"The ongoing street riots render this case much harder to make. A vivid reminder that unemployment levels among the youth in some immigrant communities are upwards of 40 percent, the riots underscore that by failing to produce jobs the French economy produces plenty of economic losers, and those losers are now out in the streets--because they have nothing further to lose. If the protesters were trade unionists or farmers, as they often were in France's past, the case could be made that more protection or social welfare would buy them off. But such measures are unlikely to work with unorganized gangs of kids who have no jobs and little cause for hope.

"The problems of France's immigrant suburbs can thus no longer be ignored and cannot be solved in the absence of major change. In the short term, the government is right that a firm hand will be necessary and that law and order must be restored. But dealing with the problem in the long run--and ensuring that France's immigrant suburbs do not become breeding grounds for the jihadists who would love to make inroads there--will require French leaders to address issues that have long been taboo. They will have to make French labor markets more flexible and cut bureaucratic red tape in order to create jobs; and they will have to take dramatic, far-reaching measures to promote opportunities for Muslim minorities, even at the risk of shattering traditional notions of social integration. Sarkozy has in the past hinted at a willingness to challenge the status quo both on economic management and social integration, and his all-but-certain presidential campaign next year will be an important test of whether such ideas--which seem all the more necessary now--can be sold to the French."

Hunter Baker said...

Good stuff from Brookings. I may be wrong, but I think Cheney was once a fellow there. I once had a prof who claimed to have been there with Cheney.
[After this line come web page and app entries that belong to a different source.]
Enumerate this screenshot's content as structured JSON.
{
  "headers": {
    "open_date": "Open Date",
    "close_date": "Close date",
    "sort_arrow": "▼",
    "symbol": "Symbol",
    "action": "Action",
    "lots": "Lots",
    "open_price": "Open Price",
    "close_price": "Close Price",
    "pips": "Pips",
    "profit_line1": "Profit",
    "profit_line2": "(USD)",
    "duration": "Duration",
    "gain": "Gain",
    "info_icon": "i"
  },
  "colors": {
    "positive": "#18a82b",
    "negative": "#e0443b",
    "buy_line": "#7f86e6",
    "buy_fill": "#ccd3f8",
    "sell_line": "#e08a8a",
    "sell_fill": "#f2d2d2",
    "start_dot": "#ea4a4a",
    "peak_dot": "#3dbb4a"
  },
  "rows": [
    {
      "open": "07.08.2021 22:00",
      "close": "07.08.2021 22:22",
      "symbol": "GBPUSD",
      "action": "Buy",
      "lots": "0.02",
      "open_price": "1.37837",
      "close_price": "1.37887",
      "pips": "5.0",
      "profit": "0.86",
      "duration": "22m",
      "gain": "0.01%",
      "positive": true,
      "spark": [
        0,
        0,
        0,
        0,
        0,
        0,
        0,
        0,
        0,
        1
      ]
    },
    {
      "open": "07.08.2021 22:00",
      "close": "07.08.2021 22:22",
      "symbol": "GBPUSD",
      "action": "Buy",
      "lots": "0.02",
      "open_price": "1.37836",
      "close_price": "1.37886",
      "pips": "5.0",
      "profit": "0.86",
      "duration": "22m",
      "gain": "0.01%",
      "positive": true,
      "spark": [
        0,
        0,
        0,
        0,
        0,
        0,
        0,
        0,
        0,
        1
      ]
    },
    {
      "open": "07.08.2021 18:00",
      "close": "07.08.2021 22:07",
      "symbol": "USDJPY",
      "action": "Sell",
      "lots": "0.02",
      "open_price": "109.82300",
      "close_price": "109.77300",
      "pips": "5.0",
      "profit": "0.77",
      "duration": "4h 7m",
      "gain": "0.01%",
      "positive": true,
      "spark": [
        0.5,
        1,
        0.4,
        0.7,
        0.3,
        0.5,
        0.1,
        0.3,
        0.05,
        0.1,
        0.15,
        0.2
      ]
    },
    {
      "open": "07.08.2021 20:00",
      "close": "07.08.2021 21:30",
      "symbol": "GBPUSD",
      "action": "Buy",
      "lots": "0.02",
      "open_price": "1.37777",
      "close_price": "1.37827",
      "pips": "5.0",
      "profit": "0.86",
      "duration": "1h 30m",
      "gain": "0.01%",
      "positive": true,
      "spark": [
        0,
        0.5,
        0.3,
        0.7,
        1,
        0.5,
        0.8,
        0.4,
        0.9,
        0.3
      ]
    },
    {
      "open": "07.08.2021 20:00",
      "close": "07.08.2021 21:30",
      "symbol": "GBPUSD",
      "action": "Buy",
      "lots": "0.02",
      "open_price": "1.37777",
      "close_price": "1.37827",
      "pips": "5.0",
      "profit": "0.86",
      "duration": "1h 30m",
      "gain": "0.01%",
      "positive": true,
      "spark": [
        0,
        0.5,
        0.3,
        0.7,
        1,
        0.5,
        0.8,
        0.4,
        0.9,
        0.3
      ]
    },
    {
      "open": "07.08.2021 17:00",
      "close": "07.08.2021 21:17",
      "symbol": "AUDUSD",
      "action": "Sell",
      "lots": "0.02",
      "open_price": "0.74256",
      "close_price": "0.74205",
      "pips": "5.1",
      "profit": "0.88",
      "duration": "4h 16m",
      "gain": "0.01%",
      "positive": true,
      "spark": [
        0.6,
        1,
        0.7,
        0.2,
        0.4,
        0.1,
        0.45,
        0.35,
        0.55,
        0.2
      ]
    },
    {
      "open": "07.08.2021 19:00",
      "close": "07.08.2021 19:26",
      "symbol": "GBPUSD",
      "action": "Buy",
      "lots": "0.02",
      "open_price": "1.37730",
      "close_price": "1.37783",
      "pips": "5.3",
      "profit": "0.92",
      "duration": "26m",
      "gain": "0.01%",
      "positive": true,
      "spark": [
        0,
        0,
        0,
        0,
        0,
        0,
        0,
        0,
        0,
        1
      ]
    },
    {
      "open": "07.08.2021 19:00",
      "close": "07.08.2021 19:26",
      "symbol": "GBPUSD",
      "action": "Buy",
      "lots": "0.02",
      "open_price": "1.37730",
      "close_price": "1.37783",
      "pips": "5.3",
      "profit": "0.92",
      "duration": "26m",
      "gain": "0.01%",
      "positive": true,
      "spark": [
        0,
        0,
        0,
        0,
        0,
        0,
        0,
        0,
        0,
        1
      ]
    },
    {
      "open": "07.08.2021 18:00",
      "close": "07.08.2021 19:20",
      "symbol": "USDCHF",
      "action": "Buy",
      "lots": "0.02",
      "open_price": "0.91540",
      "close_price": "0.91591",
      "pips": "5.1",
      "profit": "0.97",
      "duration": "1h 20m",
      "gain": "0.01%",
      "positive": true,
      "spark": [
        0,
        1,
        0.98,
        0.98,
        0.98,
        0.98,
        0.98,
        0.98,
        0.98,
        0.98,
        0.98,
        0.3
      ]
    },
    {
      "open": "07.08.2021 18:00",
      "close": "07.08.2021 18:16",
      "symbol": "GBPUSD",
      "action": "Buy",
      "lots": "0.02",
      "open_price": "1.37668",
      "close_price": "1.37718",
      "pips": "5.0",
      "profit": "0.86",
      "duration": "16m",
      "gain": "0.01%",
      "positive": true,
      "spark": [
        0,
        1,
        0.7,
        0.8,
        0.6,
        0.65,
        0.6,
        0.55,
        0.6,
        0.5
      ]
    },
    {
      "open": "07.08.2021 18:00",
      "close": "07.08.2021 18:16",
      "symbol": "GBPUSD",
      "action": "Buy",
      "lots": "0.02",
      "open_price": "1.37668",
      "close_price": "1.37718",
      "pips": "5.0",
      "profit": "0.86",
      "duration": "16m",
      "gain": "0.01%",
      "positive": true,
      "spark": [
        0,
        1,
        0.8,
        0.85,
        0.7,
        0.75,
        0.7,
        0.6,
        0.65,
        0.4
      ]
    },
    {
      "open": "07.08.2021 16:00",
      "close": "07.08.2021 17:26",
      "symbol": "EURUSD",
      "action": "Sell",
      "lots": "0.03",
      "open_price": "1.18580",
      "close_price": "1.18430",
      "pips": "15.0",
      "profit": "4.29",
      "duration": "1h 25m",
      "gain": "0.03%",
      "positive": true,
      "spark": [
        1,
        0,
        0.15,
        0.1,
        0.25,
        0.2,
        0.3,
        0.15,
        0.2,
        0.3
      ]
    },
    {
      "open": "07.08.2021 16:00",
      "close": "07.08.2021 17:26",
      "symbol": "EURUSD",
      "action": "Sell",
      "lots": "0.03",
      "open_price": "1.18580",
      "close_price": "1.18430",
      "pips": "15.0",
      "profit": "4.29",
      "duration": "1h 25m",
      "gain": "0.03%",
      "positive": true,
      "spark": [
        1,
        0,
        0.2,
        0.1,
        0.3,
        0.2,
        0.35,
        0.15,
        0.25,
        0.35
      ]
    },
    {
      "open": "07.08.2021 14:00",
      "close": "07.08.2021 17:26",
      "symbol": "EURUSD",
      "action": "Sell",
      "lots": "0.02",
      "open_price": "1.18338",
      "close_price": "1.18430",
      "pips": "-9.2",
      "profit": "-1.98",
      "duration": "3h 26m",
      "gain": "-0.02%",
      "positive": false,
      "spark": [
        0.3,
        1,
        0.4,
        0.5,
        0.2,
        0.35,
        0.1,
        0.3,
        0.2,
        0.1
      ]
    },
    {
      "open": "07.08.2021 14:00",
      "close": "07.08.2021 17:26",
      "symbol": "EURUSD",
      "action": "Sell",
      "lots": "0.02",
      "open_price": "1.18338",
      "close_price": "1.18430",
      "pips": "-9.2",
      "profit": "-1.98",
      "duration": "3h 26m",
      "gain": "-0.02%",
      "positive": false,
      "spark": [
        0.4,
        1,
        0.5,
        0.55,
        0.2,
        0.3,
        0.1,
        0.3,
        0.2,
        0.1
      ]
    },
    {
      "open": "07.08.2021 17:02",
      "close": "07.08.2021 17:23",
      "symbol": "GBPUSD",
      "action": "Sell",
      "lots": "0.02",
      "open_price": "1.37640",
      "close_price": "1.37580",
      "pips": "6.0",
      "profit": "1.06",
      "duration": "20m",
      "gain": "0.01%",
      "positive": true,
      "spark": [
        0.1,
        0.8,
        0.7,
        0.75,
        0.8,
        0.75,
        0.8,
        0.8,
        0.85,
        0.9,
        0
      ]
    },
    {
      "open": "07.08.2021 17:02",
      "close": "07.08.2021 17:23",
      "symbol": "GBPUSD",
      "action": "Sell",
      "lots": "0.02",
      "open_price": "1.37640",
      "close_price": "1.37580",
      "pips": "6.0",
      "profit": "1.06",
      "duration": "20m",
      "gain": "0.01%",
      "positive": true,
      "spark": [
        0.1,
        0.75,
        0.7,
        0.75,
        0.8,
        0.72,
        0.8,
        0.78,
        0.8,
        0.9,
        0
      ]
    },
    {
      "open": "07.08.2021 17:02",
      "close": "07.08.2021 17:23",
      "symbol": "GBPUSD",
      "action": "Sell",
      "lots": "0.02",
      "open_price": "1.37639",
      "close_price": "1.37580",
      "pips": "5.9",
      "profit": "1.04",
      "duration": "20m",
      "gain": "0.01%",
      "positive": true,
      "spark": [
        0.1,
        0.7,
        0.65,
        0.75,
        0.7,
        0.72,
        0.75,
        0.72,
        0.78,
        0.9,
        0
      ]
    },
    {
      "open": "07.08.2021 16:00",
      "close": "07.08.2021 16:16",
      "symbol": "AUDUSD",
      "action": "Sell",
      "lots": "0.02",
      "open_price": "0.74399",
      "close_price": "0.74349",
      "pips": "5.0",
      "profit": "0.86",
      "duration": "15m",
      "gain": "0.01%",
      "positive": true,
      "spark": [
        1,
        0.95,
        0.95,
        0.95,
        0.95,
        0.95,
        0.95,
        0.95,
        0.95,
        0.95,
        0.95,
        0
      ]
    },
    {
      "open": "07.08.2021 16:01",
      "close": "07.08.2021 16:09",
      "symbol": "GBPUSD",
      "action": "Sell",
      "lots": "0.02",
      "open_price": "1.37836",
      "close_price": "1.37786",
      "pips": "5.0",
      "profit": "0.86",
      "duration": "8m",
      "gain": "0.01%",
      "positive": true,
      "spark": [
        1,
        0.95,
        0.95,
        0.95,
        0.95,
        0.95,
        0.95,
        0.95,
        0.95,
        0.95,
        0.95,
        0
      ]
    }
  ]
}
I asked, "So why aren't you in the cabinet?" He said, "We (the Democrats) haven't been in power."

That quickly changed with the election of Bill, but my prof did not head off to D.C..

James Elliott said...

Cheney was a fellow at AEI, not Brookings, AFIK. He used to do lunch with Kristol and Scalia, according to Kristol's Neoconservatism.

Hunter Baker said...

James, do you read Irving Kristol?!!!